### Provided information
========================

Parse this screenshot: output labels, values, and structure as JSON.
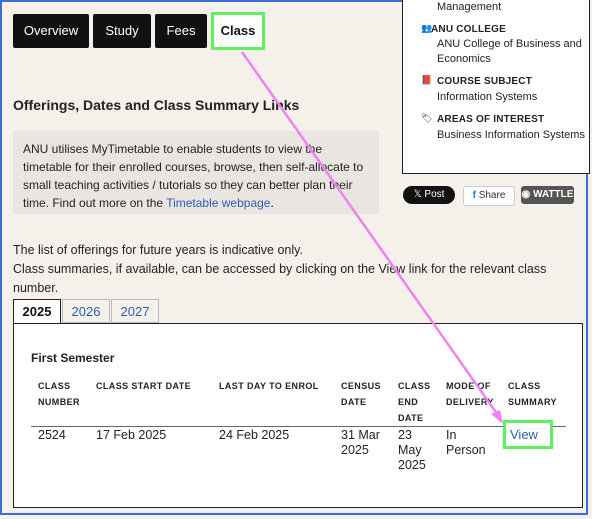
{
  "tabs": [
    "Overview",
    "Study",
    "Fees",
    "Class"
  ],
  "aside": {
    "management_tail": "Management",
    "college_head": "ANU COLLEGE",
    "college_val": "ANU College of Business and Economics",
    "subject_head": "COURSE SUBJECT",
    "subject_val": "Information Systems",
    "interest_head": "AREAS OF INTEREST",
    "interest_val": "Business Information Systems"
  },
  "share": {
    "x": "Post",
    "facebook": "Share",
    "wattle": "WATTLE"
  },
  "heading": "Offerings, Dates and Class Summary Links",
  "note": {
    "text": "ANU utilises MyTimetable to enable students to view the timetable for their enrolled courses, browse, then self-allocate to small teaching activities / tutorials so they can better plan their time. Find out more on the ",
    "link": "Timetable webpage",
    "end": "."
  },
  "info": {
    "line1": "The list of offerings for future years is indicative only.",
    "line2": "Class summaries, if available, can be accessed by clicking on the View link for the relevant class number."
  },
  "years": [
    "2025",
    "2026",
    "2027"
  ],
  "semester": "First Semester",
  "columns": [
    "CLASS NUMBER",
    "CLASS START DATE",
    "LAST DAY TO ENROL",
    "CENSUS DATE",
    "CLASS END DATE",
    "MODE OF DELIVERY",
    "CLASS SUMMARY"
  ],
  "row": {
    "class_number": "2524",
    "start": "17 Feb 2025",
    "enrol": "24 Feb 2025",
    "census": "31 Mar 2025",
    "end": "23 May 2025",
    "mode": "In Person",
    "summary": "View"
  }
}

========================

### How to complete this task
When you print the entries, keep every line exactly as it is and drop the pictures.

### Exercise solution
Parse this screenshot: output labels, values, and structure as JSON.
{
  "tabs": [
    "Overview",
    "Study",
    "Fees",
    "Class"
  ],
  "aside": {
    "management_tail": "Management",
    "college_head": "ANU COLLEGE",
    "college_val": "ANU College of Business and Economics",
    "subject_head": "COURSE SUBJECT",
    "subject_val": "Information Systems",
    "interest_head": "AREAS OF INTEREST",
    "interest_val": "Business Information Systems"
  },
  "share": {
    "x": "Post",
    "facebook": "Share",
    "wattle": "WATTLE"
  },
  "heading": "Offerings, Dates and Class Summary Links",
  "note": {
    "text": "ANU utilises MyTimetable to enable students to view the timetable for their enrolled courses, browse, then self-allocate to small teaching activities / tutorials so they can better plan their time. Find out more on the ",
    "link": "Timetable webpage",
    "end": "."
  },
  "info": {
    "line1": "The list of offerings for future years is indicative only.",
    "line2": "Class summaries, if available, can be accessed by clicking on the View link for the relevant class number."
  },
  "years": [
    "2025",
    "2026",
    "2027"
  ],
  "semester": "First Semester",
  "columns": [
    "CLASS NUMBER",
    "CLASS START DATE",
    "LAST DAY TO ENROL",
    "CENSUS DATE",
    "CLASS END DATE",
    "MODE OF DELIVERY",
    "CLASS SUMMARY"
  ],
  "row": {
    "class_number": "2524",
    "start": "17 Feb 2025",
    "enrol": "24 Feb 2025",
    "census": "31 Mar 2025",
    "end": "23 May 2025",
    "mode": "In Person",
    "summary": "View"
  }
}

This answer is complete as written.